Kentucky Correspondent


FRANKFORT, Ky. — The state has settled a decade-long argument of disputed claims and litigation connected with tobacco settlement funds that are part of the landmark Master Settlement Agreement (MSA) reached in 1998.

The MSA is an agreement between 52 states and U.S. territories worth about $229 billion. It came about between those states and the four major tobacco companies of the day to settle claims over Medicaid payments and other harms the states had suffered as a result of marketing practices by those tobacco companies.

That money was doled out according to percentages of tobacco usage and population, which meant Kentucky would receive about $100 million annually. That money has decreased slightly over the years as the number of people using tobacco products has decreased, but it has nonetheless been included in budgets over the years.

As part of the agreement, states would collect an escrow tax and keep records of the amount of escrow tax collected from non-participating or new tobacco companies that were not a part of the original MSA, and there have been dozens pop up since the agreement was first signed.

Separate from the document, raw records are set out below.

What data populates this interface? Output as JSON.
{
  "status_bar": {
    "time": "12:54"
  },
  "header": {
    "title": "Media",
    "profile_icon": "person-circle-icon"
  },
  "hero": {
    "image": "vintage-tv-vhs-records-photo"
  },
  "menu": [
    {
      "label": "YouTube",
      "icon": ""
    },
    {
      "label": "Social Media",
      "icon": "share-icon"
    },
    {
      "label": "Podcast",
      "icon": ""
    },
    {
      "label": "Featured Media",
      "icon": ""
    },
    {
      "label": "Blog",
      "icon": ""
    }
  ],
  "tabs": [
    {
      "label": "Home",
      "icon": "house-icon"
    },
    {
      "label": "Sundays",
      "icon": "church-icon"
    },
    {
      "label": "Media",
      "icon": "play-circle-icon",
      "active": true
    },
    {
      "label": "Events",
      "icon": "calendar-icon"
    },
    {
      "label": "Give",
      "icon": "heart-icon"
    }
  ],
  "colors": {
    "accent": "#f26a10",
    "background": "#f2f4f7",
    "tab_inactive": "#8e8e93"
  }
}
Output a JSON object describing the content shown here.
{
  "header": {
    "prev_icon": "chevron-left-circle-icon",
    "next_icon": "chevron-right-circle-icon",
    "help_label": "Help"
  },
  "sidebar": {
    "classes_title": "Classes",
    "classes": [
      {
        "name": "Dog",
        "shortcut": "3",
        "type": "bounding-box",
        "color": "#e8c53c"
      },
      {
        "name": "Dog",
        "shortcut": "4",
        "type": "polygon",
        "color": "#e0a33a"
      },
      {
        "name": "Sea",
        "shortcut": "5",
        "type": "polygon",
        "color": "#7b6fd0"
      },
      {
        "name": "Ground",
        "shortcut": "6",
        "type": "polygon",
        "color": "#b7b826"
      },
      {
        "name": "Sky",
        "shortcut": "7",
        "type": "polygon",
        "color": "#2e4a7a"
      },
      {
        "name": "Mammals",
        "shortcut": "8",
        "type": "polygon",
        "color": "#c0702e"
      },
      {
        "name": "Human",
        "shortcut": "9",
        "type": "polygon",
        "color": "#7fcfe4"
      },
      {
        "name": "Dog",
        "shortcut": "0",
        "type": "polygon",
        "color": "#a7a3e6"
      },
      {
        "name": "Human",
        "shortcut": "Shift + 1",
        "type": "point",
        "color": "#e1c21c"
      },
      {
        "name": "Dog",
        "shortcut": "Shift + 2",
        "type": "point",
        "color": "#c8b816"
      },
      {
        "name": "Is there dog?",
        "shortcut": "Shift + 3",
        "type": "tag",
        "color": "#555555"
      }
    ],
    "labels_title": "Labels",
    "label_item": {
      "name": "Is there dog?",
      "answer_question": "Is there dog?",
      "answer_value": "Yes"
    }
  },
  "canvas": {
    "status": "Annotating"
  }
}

According to Kentucky Attorney General Jack Conway, beginning in 2003 tobacco companies challenged a number of states, claiming they had not diligently enforced the escrow statute.

Conway addressed the General Assembly’s Tobacco Settlement Agreement Fund Oversight Committee last week, explaining terms of the recent agreement to settle these claims.

"Most of the money that tobacco companies thought they were owed went into a disputed payments account held in reserve," he said.

Each year, the administrator of the MSA funds would determine how much money would be put into this account and withheld from those states thought to be non-diligent in collection of those escrow dollars.

Several states decided to settle these disputes. Of those left, last September an arbitration board found six states, including Kentucky, to be non-diligent in these collections, putting its annual MSA payment at risk.

Conway told the committee he really believed Kentucky had been unfairly singled out in the dispute and the annual payment likely would have been cut in half.

"We quickly realized this was not going to work for Kentucky and (the state) would really suffer if this money dried up on us," he said.

Last fall, the Attorney General’s Office filed suit, complaining the ruling was arbitrary and capricious; meanwhile, Conway began to negotiate with the tobacco companies to reach an agreement.

Last month, he and Gov. Steve Beshear announced the state’s settlement.

"The settlement ends a long-running dispute and restores certainty to Kentucky’s annual payments from the 1998 Master Settlement Agreement," Conway said. "Under the terms of the settlement, we avoid the possibility of costly litigation and the potential loss of the entire annual MSA payment."

Roger Thomas, director of the Governor’s Office of Agricultural Policy, which oversees the portion of MSA funds that are reinvested in the state’s agriculture sector, told legislative members last week how important those MSA dollars are – not only to agriculture but to other programs in which the money is used.

Under the terms of the settlement, Kentucky receives $110.4 million in disputed and related payments and will avoid a long and expensive legal battle. Combined with the $48.3 million in payments already received this fiscal year, the total MSA payments for FY14 total is $158.7 million, which is $67.9 million more than budgeted for FY14, according to a joint news release from Conway’s and the governor’s offices.

The release went on to say that estimated receipts for FY15 are $26.6 million less than budgeted, and FY16 are $15.9 million more. Overall, Kentucky should receive $57.2 million more in MSA payments over the next three years than budgeted.

"Our first priority with this money is to fully restore $42.5 million in 2014 budget cuts in areas like lung cancer research, county agriculture funds and early childhood oral and mental health assistance, while maintaining this level of funding in 2015," Beshear said. "This agreement will ensure funding availability for future investments in these programs that continue to have a positive impact on the Commonwealth."